- _Work order_:
Reproduce the records below exactly as given.

Data provided Start Marker

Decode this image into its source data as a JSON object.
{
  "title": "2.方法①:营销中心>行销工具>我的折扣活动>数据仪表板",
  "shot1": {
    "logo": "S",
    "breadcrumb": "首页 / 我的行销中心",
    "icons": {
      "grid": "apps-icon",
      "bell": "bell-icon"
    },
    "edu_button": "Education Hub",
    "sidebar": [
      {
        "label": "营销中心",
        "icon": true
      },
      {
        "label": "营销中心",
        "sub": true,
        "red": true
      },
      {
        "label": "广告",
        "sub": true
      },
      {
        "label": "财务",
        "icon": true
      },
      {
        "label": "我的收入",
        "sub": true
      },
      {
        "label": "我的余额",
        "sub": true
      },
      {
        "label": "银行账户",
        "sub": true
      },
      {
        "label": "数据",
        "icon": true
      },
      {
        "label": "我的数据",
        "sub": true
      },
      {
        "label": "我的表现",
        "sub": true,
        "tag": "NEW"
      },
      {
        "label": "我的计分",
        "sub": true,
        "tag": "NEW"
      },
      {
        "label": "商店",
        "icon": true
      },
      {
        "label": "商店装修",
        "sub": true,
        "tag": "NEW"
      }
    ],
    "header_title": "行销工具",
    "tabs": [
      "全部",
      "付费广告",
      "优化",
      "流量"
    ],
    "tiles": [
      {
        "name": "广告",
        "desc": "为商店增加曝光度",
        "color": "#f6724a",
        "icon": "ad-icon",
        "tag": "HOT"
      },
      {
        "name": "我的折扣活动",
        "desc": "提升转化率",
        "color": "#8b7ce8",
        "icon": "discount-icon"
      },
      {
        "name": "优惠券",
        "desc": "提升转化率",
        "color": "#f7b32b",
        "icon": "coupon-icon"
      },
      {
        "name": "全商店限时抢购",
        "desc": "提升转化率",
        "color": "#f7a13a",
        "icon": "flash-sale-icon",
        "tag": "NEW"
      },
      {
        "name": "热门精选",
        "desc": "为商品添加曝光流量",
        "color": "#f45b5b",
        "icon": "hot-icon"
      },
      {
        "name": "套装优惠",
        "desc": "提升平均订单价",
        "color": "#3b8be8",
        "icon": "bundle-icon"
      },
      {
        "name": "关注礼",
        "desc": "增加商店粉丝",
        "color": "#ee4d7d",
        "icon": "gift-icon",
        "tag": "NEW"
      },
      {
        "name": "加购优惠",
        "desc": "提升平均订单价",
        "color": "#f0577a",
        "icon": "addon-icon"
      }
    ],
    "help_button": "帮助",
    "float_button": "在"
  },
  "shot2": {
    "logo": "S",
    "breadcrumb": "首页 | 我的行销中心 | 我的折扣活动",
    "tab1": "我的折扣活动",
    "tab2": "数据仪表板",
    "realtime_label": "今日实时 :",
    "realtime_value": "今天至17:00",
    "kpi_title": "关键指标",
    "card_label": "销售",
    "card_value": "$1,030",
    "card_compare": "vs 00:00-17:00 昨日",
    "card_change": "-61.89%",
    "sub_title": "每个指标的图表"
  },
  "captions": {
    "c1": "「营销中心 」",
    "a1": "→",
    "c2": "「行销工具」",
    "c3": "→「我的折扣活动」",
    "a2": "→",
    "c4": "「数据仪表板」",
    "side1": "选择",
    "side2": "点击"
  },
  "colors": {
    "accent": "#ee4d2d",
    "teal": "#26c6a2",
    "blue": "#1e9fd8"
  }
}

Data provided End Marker

- _Exercise answer_:
Decode this image into its source data as a JSON object.
{
  "title": "2.方法①:营销中心>行销工具>我的折扣活动>数据仪表板",
  "shot1": {
    "logo": "S",
    "breadcrumb": "首页 / 我的行销中心",
    "icons": {
      "grid": "apps-icon",
      "bell": "bell-icon"
    },
    "edu_button": "Education Hub",
    "sidebar": [
      {
        "label": "营销中心",
        "icon": true
      },
      {
        "label": "营销中心",
        "sub": true,
        "red": true
      },
      {
        "label": "广告",
        "sub": true
      },
      {
        "label": "财务",
        "icon": true
      },
      {
        "label": "我的收入",
        "sub": true
      },
      {
        "label": "我的余额",
        "sub": true
      },
      {
        "label": "银行账户",
        "sub": true
      },
      {
        "label": "数据",
        "icon": true
      },
      {
        "label": "我的数据",
        "sub": true
      },
      {
        "label": "我的表现",
        "sub": true,
        "tag": "NEW"
      },
      {
        "label": "我的计分",
        "sub": true,
        "tag": "NEW"
      },
      {
        "label": "商店",
        "icon": true
      },
      {
        "label": "商店装修",
        "sub": true,
        "tag": "NEW"
      }
    ],
    "header_title": "行销工具",
    "tabs": [
      "全部",
      "付费广告",
      "优化",
      "流量"
    ],
    "tiles": [
      {
        "name": "广告",
        "desc": "为商店增加曝光度",
        "color": "#f6724a",
        "icon": "ad-icon",
        "tag": "HOT"
      },
      {
        "name": "我的折扣活动",
        "desc": "提升转化率",
        "color": "#8b7ce8",
        "icon": "discount-icon"
      },
      {
        "name": "优惠券",
        "desc": "提升转化率",
        "color": "#f7b32b",
        "icon": "coupon-icon"
      },
      {
        "name": "全商店限时抢购",
        "desc": "提升转化率",
        "color": "#f7a13a",
        "icon": "flash-sale-icon",
        "tag": "NEW"
      },
      {
        "name": "热门精选",
        "desc": "为商品添加曝光流量",
        "color": "#f45b5b",
        "icon": "hot-icon"
      },
      {
        "name": "套装优惠",
        "desc": "提升平均订单价",
        "color": "#3b8be8",
        "icon": "bundle-icon"
      },
      {
        "name": "关注礼",
        "desc": "增加商店粉丝",
        "color": "#ee4d7d",
        "icon": "gift-icon",
        "tag": "NEW"
      },
      {
        "name": "加购优惠",
        "desc": "提升平均订单价",
        "color": "#f0577a",
        "icon": "addon-icon"
      }
    ],
    "help_button": "帮助",
    "float_button": "在"
  },
  "shot2": {
    "logo": "S",
    "breadcrumb": "首页 | 我的行销中心 | 我的折扣活动",
    "tab1": "我的折扣活动",
    "tab2": "数据仪表板",
    "realtime_label": "今日实时 :",
    "realtime_value": "今天至17:00",
    "kpi_title": "关键指标",
    "card_label": "销售",
    "card_value": "$1,030",
    "card_compare": "vs 00:00-17:00 昨日",
    "card_change": "-61.89%",
    "sub_title": "每个指标的图表"
  },
  "captions": {
    "c1": "「营销中心 」",
    "a1": "→",
    "c2": "「行销工具」",
    "c3": "→「我的折扣活动」",
    "a2": "→",
    "c4": "「数据仪表板」",
    "side1": "选择",
    "side2": "点击"
  },
  "colors": {
    "accent": "#ee4d2d",
    "teal": "#26c6a2",
    "blue": "#1e9fd8"
  }
}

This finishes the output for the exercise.